Alan Altman, Town Counsel, for the defendant.
William H. Baker for the plaintiff.
Austin Broadhurst, for Massachusetts Association of School Committees, Inc., amicus curiae, submitted a brief.
Stuart DeBard, for Association of Town Finance Committees, amicus curiae, submitted a brief.
Michael J. Long, for Massachusetts Association of School Superintendents, Inc., amicus curiae, submitted a brief.
The town accountant of Wilmington issued a memorandum stating that the school committee (the committee) must submit to her by June 10, 1983, all purchase orders which it proposed to have charged against its budget for the town's fiscal year 1983. The committee's business manager promptly took the position that G. L. c. 71, Section 34, as amended through St. 1981, c. 782, Section 14 (see the appendix to this rescript), gave the committee authority "to determine expenditures within the total appropriation" by the town.
The town accountant, on June 17, 1983, replied that, unless the committee could demonstrate to her that the purchases for which orders had been submitted to her in the next prior week had been "included in the FY 1983 [school] [b]udget when it was presented and appropriated at the . . . [t]own [m]eeting of April, 1982," she would "have no alternative but to charge them to the FY 1984 budget."
The committee brought this action in the nature of mandamus to compel the town accountant to charge all purchase orders delivered to her during the fiscal year 1983 to the fiscal year 1983 budget. The complaint also sought declaratory relief.
A Superior Court judge allowed the committee's motion for summary judgment. The order declared that the committee was "authorized to spend sums appropriated for its fiscal year 1983 budget on items which will be used by the . . . schools in later fiscal years" and ordered that the town accountant "charge all purchase orders delivered to her office by the . . . [c]ommittee during the fiscal year 1983 to the" budget of that year. We interpret this as meaning that, if the funds appropriated for the schools for
fiscal year 1983 were spent or encumbered in that fiscal year, they were to be charged to the 1983 appropriation. Other consistent relief was granted. The town accountant has appealed.
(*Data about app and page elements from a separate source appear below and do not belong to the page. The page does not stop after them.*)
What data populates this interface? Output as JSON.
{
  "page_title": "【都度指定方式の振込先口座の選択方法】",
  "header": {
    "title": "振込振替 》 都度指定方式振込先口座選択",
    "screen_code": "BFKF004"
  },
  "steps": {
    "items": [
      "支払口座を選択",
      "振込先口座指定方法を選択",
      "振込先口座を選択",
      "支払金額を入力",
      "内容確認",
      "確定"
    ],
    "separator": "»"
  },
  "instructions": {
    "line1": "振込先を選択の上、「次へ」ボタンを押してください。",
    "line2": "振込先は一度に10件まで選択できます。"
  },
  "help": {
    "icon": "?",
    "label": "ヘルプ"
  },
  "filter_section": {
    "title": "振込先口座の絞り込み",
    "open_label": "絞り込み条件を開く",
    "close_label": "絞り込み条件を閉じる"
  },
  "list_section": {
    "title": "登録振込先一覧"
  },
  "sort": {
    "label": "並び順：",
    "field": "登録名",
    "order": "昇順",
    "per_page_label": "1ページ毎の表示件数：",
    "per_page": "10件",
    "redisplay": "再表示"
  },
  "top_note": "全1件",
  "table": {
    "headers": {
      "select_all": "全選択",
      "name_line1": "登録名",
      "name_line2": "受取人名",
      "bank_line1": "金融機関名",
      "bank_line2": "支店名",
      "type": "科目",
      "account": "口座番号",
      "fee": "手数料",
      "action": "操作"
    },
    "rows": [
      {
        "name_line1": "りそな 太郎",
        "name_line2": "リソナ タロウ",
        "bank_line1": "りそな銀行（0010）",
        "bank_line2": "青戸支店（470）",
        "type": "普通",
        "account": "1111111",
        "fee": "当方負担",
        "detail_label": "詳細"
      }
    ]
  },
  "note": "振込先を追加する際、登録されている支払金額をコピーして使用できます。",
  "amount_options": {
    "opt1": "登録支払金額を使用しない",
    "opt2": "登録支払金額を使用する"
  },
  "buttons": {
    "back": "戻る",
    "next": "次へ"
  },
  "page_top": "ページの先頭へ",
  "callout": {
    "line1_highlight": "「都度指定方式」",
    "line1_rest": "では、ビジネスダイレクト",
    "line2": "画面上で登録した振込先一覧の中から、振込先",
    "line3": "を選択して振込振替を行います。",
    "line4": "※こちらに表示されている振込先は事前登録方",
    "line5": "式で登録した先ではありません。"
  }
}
1. The judge correctly ordered summary judgment on the basis of the plain meaning of the italicized language of Section 34, as quoted in the Appendix. In connection with Proposition 2 1/2, so called, St. 1980, c. 580, Section 7, was enacted by initiative action at the State election in 1980. See Massachusetts Teachers Assn. v. Secretary of the Commonwealth, 384 Mass. 209 , 220-221 (1981). The language of Section 7 was modified by St. 1981, c. 471, which added the second and third sentences in the first paragraph of Section 34 as quoted in the Appendix, and by St. 1981, c. 782, Section 14, which added the second paragraph of Section 34 (as so quoted). The 1981 amendments include all the emphasized language of Section 34. We perceive nothing in Superintendent of Schools v. Mayor of Leominster, 386 Mass. 114 (1982) (or in G. L. c. 41, Section 56; c. 44, Section 56; c. 70, Section 6; or c. 71, Section 38N and Section 49A), which would require a different interpretation of Section 34 from that reached by the trial judge. Any modification of the consequences of the emphasized language must be sought from the Legislature.
2. In view of our decision, we need not decide whether the committee, for purposes of this motion for summary judgment, see Mass.R.Civ.P. Section 56, 365 Mass. 824 (1974), properly conceded that the purchase orders delivered in May and June of 1983 were for items needed and to be used in fiscal year 1984. This sensible concession obviously simplified and expedited the discussion in the Superior Court. See Johnston v. Holiday Inns, Inc., 595 F.2d 890, 895 (1st Cir. 1979); 10A Wright & Miller, Federal Practice and Procedure, Section 2720 (1983 & Supp. 1984).
General Laws, c. 71, Section 34, as amended through St. 1981, c. 782, Section 14, provides:
"Every . . . town shall annually provide an amount of money sufficient for the support of the public schools as required by this chapter, provided, however, that no . . . town shall be required to provide more money for the support of the public schools than is appropriated by vote of the legislative body of the . . . town. In acting on appropriations for educational costs, the . . . town appropriating body shall vote on the total amount of the appropriations requested and shall not allocate appropriations among accounts or place any restriction on such appropriations. The . . . town appropriating body may make nonbinding monetary recommendations to increase or decrease certain items allocating such appropriations.
The vote of the legislative body of a . . . town shall establish the total appropriation for the support of the public schools, but may not limit the
authority of the school committee to determine expenditures within the total appropriation." (Emphasis supplied).